* [What is expected] The answer must be an exact copy of every entry, with no pictures in it.

□ □ □

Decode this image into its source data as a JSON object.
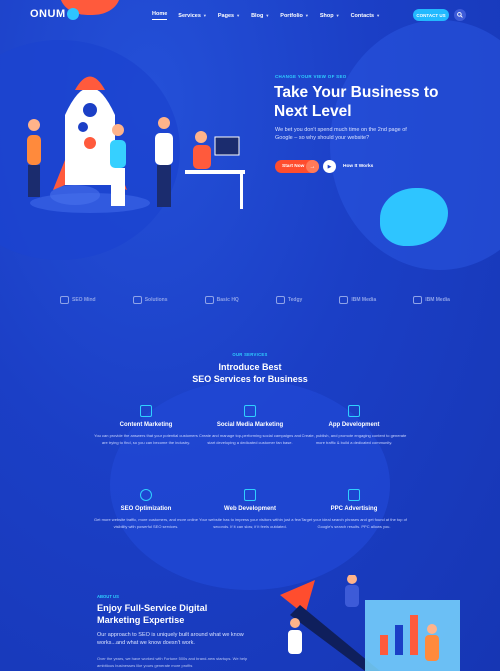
{
  "header": {
    "logo": "ONUM",
    "nav": [
      {
        "label": "Home",
        "active": true
      },
      {
        "label": "Services",
        "active": false
      },
      {
        "label": "Pages",
        "active": false
      },
      {
        "label": "Blog",
        "active": false
      },
      {
        "label": "Portfolio",
        "active": false
      },
      {
        "label": "Shop",
        "active": false
      },
      {
        "label": "Contacts",
        "active": false
      }
    ],
    "contact_button": "CONTACT US",
    "search_icon": "search-icon"
  },
  "hero": {
    "tagline": "CHANGE YOUR VIEW OF SEO",
    "title": "Take Your Business to Next Level",
    "text": "We bet you don't spend much time on the 2nd page of Google – so why should your website?",
    "start_button": "Start Now",
    "how_link": "How It Works"
  },
  "partners": [
    {
      "name": "SEO Mind"
    },
    {
      "name": "Solutions"
    },
    {
      "name": "Basic HQ"
    },
    {
      "name": "Tedgy"
    },
    {
      "name": "IBM Media"
    },
    {
      "name": "IBM Media"
    }
  ],
  "services": {
    "label": "OUR SERVICES",
    "title_line1": "Introduce Best",
    "title_line2": "SEO Services for Business",
    "items": [
      {
        "title": "Content Marketing",
        "desc": "You can provide the answers that your potential customers are trying to find, so you can become the industry."
      },
      {
        "title": "Social Media Marketing",
        "desc": "Create and manage top-performing social campaigns and start developing a dedicated customer fan base."
      },
      {
        "title": "App Development",
        "desc": "Create, publish, and promote engaging content to generate more traffic & build a dedicated community."
      },
      {
        "title": "SEO Optimization",
        "desc": "Get more website traffic, more customers, and more online visibility with powerful SEO services."
      },
      {
        "title": "Web Development",
        "desc": "Your website has to impress your visitors within just a few seconds. If it can slow, if it feels outdated."
      },
      {
        "title": "PPC Advertising",
        "desc": "Target your ideal search phrases and get found at the top of Google's search results. PPC allows you."
      }
    ]
  },
  "about": {
    "label": "ABOUT US",
    "title": "Enjoy Full-Service Digital Marketing Expertise",
    "text": "Our approach to SEO is uniquely built around what we know works...and what we know doesn't work.",
    "text2": "Over the years, we have worked with Fortune 500s and brand-new startups. We help ambitious businesses like yours generate more profits"
  },
  "colors": {
    "background": "#1a3fc4",
    "accent_cyan": "#2fd0ff",
    "accent_orange": "#ff4d2e",
    "contact_button": "#22b9ff"
  }
}
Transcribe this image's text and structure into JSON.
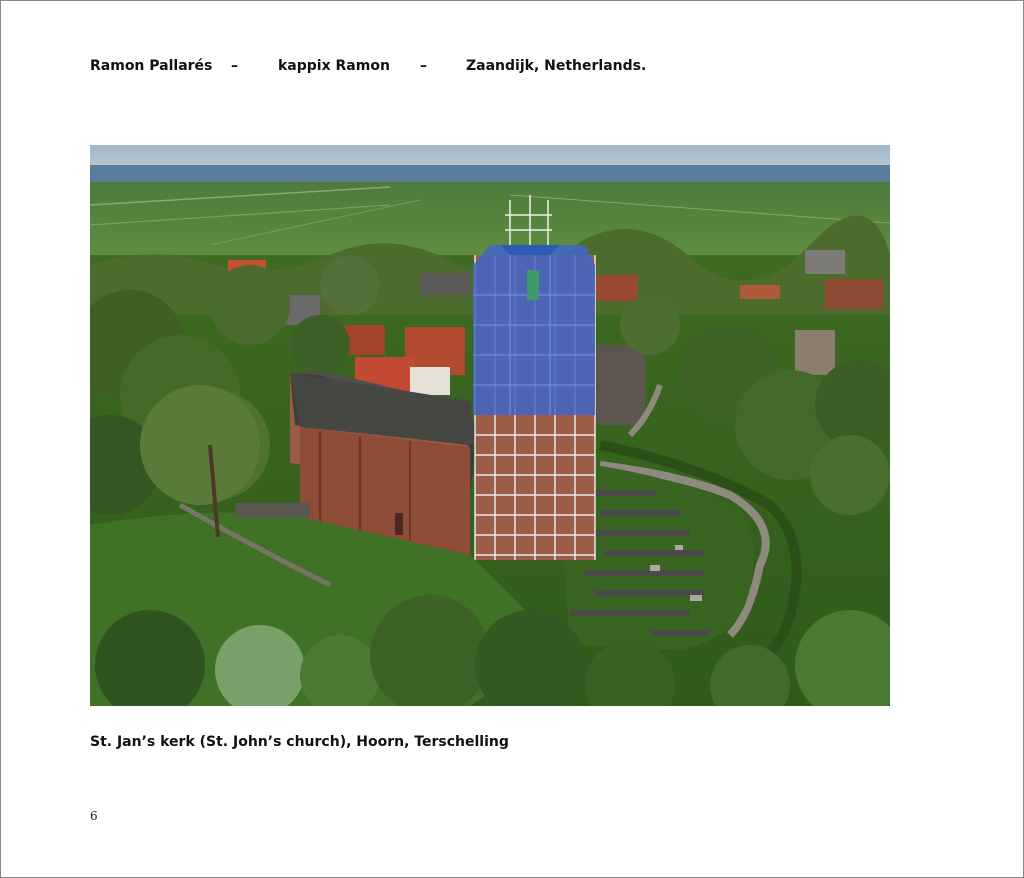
{
  "header": {
    "author": "Ramon Pallarés",
    "sep1": "–",
    "alias": "kappix Ramon",
    "sep2": "–",
    "location": "Zaandijk,  Netherlands."
  },
  "photo": {
    "subject": "aerial-photo-church-scaffolding"
  },
  "caption": "St. Jan’s kerk (St. John’s church), Hoorn, Terschelling",
  "page_number": "6"
}
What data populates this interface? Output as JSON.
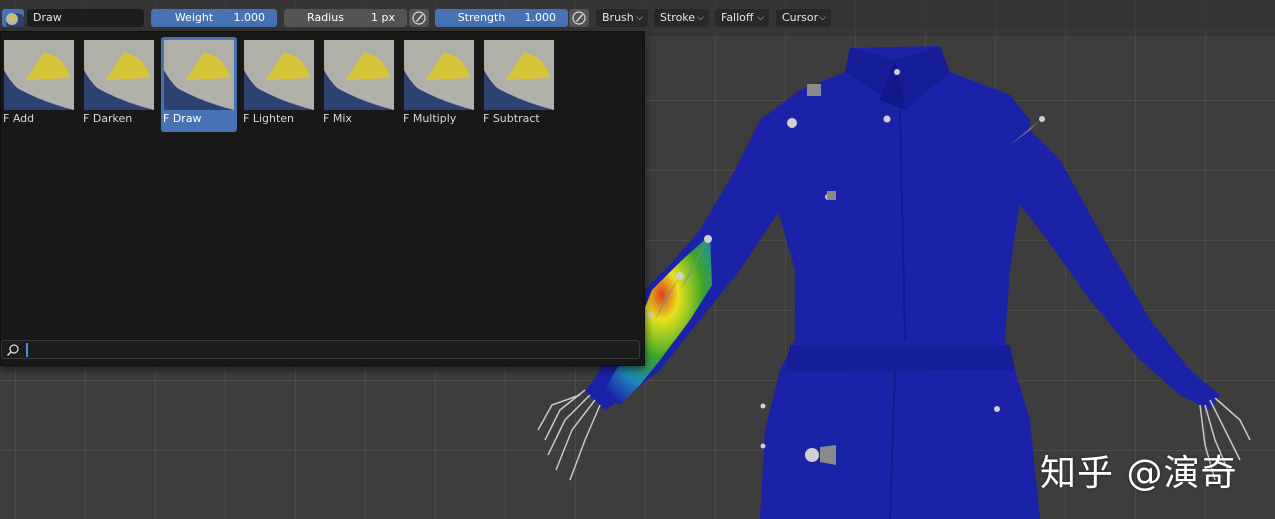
{
  "header": {
    "brush_name": "Draw",
    "weight": {
      "label": "Weight",
      "value": "1.000"
    },
    "radius": {
      "label": "Radius",
      "value": "1 px"
    },
    "strength": {
      "label": "Strength",
      "value": "1.000"
    },
    "menus": [
      {
        "label": "Brush"
      },
      {
        "label": "Stroke"
      },
      {
        "label": "Falloff"
      },
      {
        "label": "Cursor"
      }
    ]
  },
  "brush_presets": [
    {
      "label": "F Add",
      "selected": false
    },
    {
      "label": "F Darken",
      "selected": false
    },
    {
      "label": "F Draw",
      "selected": true
    },
    {
      "label": "F Lighten",
      "selected": false
    },
    {
      "label": "F Mix",
      "selected": false
    },
    {
      "label": "F Multiply",
      "selected": false
    },
    {
      "label": "F Subtract",
      "selected": false
    }
  ],
  "search": {
    "value": "",
    "placeholder": ""
  },
  "watermark": "知乎 @演奇",
  "colors": {
    "accent": "#4772b3",
    "mesh_blue": "#1a22a8",
    "weight_green": "#3aa52c",
    "weight_yellow": "#e8e21e",
    "weight_red": "#e0401c"
  },
  "icons": [
    "brush-thumbnail-icon",
    "pen-pressure-icon",
    "chevron-down-icon",
    "search-icon"
  ]
}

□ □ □

* [Your solution]
Decode this image into its source data as a JSON object.
{
  "header": {
    "logo": "ONUM",
    "nav": [
      {
        "label": "Home",
        "active": true
      },
      {
        "label": "Services",
        "active": false
      },
      {
        "label": "Pages",
        "active": false
      },
      {
        "label": "Blog",
        "active": false
      },
      {
        "label": "Portfolio",
        "active": false
      },
      {
        "label": "Shop",
        "active": false
      },
      {
        "label": "Contacts",
        "active": false
      }
    ],
    "contact_button": "CONTACT US",
    "search_icon": "search-icon"
  },
  "hero": {
    "tagline": "CHANGE YOUR VIEW OF SEO",
    "title": "Take Your Business to Next Level",
    "text": "We bet you don't spend much time on the 2nd page of Google – so why should your website?",
    "start_button": "Start Now",
    "how_link": "How It Works"
  },
  "partners": [
    {
      "name": "SEO Mind"
    },
    {
      "name": "Solutions"
    },
    {
      "name": "Basic HQ"
    },
    {
      "name": "Tedgy"
    },
    {
      "name": "IBM Media"
    },
    {
      "name": "IBM Media"
    }
  ],
  "services": {
    "label": "OUR SERVICES",
    "title_line1": "Introduce Best",
    "title_line2": "SEO Services for Business",
    "items": [
      {
        "title": "Content Marketing",
        "desc": "You can provide the answers that your potential customers are trying to find, so you can become the industry."
      },
      {
        "title": "Social Media Marketing",
        "desc": "Create and manage top-performing social campaigns and start developing a dedicated customer fan base."
      },
      {
        "title": "App Development",
        "desc": "Create, publish, and promote engaging content to generate more traffic & build a dedicated community."
      },
      {
        "title": "SEO Optimization",
        "desc": "Get more website traffic, more customers, and more online visibility with powerful SEO services."
      },
      {
        "title": "Web Development",
        "desc": "Your website has to impress your visitors within just a few seconds. If it can slow, if it feels outdated."
      },
      {
        "title": "PPC Advertising",
        "desc": "Target your ideal search phrases and get found at the top of Google's search results. PPC allows you."
      }
    ]
  },
  "about": {
    "label": "ABOUT US",
    "title": "Enjoy Full-Service Digital Marketing Expertise",
    "text": "Our approach to SEO is uniquely built around what we know works...and what we know doesn't work.",
    "text2": "Over the years, we have worked with Fortune 500s and brand-new startups. We help ambitious businesses like yours generate more profits"
  },
  "colors": {
    "background": "#1a3fc4",
    "accent_cyan": "#2fd0ff",
    "accent_orange": "#ff4d2e",
    "contact_button": "#22b9ff"
  }
}
Transcribe this image's text and structure into JSON.
{
  "header": {
    "author": "Ramon Pallarés",
    "sep1": "–",
    "alias": "kappix Ramon",
    "sep2": "–",
    "location": "Zaandijk,  Netherlands."
  },
  "photo": {
    "subject": "aerial-photo-church-scaffolding"
  },
  "caption": "St. Jan’s kerk (St. John’s church), Hoorn, Terschelling",
  "page_number": "6"
}
What data populates this interface? Output as JSON.
{
  "header": {
    "brush_name": "Draw",
    "weight": {
      "label": "Weight",
      "value": "1.000"
    },
    "radius": {
      "label": "Radius",
      "value": "1 px"
    },
    "strength": {
      "label": "Strength",
      "value": "1.000"
    },
    "menus": [
      {
        "label": "Brush"
      },
      {
        "label": "Stroke"
      },
      {
        "label": "Falloff"
      },
      {
        "label": "Cursor"
      }
    ]
  },
  "brush_presets": [
    {
      "label": "F Add",
      "selected": false
    },
    {
      "label": "F Darken",
      "selected": false
    },
    {
      "label": "F Draw",
      "selected": true
    },
    {
      "label": "F Lighten",
      "selected": false
    },
    {
      "label": "F Mix",
      "selected": false
    },
    {
      "label": "F Multiply",
      "selected": false
    },
    {
      "label": "F Subtract",
      "selected": false
    }
  ],
  "search": {
    "value": "",
    "placeholder": ""
  },
  "watermark": "知乎 @演奇",
  "colors": {
    "accent": "#4772b3",
    "mesh_blue": "#1a22a8",
    "weight_green": "#3aa52c",
    "weight_yellow": "#e8e21e",
    "weight_red": "#e0401c"
  },
  "icons": [
    "brush-thumbnail-icon",
    "pen-pressure-icon",
    "chevron-down-icon",
    "search-icon"
  ]
}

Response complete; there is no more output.